[Data records for software interfaces]
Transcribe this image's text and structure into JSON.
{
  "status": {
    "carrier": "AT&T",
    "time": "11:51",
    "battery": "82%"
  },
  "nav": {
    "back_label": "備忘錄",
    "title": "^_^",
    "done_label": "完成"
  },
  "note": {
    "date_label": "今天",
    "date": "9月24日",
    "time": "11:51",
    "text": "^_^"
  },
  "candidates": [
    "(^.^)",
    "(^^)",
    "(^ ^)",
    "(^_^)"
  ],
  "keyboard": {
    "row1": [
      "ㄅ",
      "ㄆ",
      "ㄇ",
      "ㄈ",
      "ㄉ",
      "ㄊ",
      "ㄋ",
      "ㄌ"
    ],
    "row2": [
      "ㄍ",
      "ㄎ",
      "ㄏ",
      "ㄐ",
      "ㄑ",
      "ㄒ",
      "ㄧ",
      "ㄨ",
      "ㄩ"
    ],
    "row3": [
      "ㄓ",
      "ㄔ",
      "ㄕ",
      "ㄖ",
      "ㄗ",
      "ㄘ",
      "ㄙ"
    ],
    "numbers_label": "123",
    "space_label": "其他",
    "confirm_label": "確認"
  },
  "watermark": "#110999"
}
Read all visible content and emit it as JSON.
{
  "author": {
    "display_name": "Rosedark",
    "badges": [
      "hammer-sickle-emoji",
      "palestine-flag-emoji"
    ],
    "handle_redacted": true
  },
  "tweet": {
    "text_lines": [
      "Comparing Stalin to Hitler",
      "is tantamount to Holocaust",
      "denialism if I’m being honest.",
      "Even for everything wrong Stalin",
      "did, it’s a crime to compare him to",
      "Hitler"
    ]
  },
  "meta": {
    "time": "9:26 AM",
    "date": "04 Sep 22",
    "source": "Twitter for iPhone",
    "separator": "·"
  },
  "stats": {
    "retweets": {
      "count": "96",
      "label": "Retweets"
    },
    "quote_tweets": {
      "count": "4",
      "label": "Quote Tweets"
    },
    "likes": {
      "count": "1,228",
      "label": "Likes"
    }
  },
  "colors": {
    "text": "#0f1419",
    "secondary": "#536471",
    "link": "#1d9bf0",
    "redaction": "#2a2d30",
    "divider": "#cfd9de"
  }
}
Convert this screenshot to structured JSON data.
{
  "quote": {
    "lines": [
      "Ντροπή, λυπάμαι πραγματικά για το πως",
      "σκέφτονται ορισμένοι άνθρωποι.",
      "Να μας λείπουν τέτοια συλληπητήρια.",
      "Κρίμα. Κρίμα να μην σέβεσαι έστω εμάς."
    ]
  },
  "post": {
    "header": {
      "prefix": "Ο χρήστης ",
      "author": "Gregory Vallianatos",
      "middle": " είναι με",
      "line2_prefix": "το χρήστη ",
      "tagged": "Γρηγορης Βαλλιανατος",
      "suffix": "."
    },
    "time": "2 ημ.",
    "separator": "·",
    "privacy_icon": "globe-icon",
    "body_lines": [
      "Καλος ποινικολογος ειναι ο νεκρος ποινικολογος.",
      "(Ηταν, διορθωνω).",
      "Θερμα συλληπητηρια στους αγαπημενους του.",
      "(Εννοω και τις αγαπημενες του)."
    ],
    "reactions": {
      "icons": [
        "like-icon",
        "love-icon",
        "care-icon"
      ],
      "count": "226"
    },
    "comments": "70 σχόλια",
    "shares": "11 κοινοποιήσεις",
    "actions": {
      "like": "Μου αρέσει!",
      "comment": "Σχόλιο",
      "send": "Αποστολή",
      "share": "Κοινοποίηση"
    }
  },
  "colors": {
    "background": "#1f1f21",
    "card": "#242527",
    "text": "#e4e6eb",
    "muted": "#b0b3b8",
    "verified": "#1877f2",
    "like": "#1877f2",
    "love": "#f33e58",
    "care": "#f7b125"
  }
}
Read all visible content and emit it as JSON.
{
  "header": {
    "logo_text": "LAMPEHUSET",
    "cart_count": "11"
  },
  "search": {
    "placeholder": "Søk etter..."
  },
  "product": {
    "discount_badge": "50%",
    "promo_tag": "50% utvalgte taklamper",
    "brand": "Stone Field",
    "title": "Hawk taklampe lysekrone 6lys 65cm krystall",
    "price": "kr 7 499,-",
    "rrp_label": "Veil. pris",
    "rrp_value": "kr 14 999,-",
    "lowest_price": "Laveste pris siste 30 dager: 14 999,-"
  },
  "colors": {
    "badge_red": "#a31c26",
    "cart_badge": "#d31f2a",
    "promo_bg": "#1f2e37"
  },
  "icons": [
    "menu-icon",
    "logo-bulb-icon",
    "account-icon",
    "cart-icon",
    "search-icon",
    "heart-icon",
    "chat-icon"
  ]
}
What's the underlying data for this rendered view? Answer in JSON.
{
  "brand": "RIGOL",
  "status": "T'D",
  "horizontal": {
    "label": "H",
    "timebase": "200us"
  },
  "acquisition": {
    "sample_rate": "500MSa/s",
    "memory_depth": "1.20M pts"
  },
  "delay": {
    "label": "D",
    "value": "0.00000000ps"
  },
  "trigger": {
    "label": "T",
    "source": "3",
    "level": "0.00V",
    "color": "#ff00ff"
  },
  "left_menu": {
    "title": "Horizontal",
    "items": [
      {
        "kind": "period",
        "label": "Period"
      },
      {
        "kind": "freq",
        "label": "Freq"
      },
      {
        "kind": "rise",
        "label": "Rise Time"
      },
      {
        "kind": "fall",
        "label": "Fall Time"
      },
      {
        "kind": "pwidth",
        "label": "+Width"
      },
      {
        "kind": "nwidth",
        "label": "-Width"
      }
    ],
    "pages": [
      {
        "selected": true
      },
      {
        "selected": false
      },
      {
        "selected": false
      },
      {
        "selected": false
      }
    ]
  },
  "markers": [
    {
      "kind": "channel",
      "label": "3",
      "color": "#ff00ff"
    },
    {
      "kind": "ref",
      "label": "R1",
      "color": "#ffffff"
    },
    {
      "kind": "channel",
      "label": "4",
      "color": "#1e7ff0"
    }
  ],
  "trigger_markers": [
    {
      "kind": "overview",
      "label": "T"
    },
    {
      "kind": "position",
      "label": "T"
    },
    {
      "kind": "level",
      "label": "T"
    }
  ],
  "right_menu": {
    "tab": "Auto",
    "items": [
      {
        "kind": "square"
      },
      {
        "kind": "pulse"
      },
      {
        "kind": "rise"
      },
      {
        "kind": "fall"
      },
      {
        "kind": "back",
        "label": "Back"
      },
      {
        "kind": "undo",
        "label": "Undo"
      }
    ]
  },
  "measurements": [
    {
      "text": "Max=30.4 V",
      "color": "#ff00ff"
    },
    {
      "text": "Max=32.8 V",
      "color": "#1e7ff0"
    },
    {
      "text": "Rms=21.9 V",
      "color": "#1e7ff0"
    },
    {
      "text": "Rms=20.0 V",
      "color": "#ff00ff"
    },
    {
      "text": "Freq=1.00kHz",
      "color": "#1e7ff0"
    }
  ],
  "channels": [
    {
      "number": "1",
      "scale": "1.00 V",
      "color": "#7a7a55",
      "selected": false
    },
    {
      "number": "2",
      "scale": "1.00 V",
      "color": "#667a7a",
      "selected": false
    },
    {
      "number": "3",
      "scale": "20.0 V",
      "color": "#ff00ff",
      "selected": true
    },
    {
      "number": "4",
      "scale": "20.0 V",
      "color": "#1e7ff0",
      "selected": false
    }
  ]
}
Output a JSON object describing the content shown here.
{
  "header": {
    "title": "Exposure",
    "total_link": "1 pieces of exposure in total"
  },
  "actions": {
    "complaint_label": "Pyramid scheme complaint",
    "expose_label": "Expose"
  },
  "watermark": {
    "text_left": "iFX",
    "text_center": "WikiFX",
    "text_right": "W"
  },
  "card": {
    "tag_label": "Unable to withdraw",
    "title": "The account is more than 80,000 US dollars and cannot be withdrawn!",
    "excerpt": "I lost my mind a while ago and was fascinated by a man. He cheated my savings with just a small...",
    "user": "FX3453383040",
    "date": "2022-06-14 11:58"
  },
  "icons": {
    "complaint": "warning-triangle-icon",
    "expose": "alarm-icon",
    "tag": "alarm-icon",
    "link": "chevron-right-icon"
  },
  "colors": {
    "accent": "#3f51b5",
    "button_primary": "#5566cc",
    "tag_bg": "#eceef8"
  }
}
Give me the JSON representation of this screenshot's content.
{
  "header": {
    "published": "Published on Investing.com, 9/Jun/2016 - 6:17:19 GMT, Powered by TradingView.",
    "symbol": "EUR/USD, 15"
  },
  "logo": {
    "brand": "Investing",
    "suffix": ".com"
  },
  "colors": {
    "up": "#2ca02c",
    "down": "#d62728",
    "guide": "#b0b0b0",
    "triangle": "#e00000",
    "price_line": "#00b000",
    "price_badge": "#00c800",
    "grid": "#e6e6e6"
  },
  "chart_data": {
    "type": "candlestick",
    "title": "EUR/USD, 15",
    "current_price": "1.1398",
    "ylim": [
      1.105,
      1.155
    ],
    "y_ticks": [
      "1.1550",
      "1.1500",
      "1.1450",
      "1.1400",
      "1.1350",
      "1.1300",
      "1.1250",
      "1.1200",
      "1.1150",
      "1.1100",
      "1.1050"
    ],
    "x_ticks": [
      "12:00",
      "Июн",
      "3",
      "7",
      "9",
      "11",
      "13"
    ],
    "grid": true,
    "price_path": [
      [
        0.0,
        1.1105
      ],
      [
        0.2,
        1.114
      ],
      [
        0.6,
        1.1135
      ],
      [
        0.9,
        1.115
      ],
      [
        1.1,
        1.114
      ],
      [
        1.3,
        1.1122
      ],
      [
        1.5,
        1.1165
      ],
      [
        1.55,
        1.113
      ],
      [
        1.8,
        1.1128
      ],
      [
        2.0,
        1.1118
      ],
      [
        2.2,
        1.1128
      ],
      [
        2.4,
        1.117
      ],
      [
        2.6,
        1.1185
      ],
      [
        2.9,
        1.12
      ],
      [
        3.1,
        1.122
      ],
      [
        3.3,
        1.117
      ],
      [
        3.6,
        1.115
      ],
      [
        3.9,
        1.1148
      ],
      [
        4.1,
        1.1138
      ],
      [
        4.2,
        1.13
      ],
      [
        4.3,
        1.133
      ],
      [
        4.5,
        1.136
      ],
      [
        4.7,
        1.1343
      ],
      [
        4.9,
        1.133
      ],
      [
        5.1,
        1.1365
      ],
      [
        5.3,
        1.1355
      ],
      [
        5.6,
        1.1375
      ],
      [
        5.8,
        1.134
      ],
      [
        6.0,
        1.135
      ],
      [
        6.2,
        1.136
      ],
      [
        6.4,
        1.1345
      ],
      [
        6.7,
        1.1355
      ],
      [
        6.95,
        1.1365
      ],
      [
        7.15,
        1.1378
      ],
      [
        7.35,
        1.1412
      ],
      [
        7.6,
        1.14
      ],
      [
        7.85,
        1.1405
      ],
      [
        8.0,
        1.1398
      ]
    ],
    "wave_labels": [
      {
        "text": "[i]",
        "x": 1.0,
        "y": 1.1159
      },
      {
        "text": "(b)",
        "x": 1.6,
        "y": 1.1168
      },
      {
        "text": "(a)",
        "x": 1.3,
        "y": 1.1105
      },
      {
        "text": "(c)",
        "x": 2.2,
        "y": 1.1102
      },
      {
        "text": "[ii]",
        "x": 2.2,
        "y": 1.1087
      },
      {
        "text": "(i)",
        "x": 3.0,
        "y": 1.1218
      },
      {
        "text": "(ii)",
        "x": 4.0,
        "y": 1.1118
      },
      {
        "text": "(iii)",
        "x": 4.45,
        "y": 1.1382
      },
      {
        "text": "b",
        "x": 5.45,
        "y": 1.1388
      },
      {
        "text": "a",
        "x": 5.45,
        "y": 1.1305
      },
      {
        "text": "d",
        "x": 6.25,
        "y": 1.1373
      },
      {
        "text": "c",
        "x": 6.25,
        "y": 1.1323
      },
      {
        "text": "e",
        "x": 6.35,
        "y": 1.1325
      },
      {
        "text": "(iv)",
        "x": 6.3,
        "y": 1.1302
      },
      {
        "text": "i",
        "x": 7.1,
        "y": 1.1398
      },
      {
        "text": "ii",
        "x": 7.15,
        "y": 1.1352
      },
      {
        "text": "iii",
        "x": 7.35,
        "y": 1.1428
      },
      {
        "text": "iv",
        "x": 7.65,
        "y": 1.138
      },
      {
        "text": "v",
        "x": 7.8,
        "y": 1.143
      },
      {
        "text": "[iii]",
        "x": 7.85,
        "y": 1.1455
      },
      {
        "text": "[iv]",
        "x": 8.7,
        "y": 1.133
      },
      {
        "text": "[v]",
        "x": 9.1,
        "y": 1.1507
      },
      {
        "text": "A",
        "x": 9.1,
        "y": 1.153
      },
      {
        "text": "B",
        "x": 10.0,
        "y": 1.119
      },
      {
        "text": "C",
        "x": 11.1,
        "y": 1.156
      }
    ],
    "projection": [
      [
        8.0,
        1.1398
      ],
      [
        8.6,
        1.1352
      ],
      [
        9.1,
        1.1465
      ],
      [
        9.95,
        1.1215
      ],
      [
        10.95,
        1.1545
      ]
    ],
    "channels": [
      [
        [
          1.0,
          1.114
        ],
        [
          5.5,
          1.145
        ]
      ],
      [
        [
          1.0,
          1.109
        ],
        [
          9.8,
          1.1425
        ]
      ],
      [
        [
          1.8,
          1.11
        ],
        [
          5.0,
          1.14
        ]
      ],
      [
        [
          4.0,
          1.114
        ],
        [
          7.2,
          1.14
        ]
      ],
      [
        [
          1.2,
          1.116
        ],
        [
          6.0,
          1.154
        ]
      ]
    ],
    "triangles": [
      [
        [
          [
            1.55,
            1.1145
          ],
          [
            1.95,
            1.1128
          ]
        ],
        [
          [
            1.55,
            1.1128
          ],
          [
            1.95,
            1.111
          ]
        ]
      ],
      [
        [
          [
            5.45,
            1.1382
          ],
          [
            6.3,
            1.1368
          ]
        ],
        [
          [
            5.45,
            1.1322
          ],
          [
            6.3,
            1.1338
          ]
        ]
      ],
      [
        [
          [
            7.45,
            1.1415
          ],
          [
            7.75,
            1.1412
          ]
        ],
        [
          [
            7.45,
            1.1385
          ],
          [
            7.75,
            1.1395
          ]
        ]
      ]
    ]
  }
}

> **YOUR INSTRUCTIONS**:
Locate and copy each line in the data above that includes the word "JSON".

> **RESULT OF THIS TASK**:
Transcribe this image's text and structure into JSON.
Read all visible content and emit it as JSON.
Convert this screenshot to structured JSON data.
Read all visible content and emit it as JSON.
What's the underlying data for this rendered view? Answer in JSON.
Output a JSON object describing the content shown here.
Give me the JSON representation of this screenshot's content.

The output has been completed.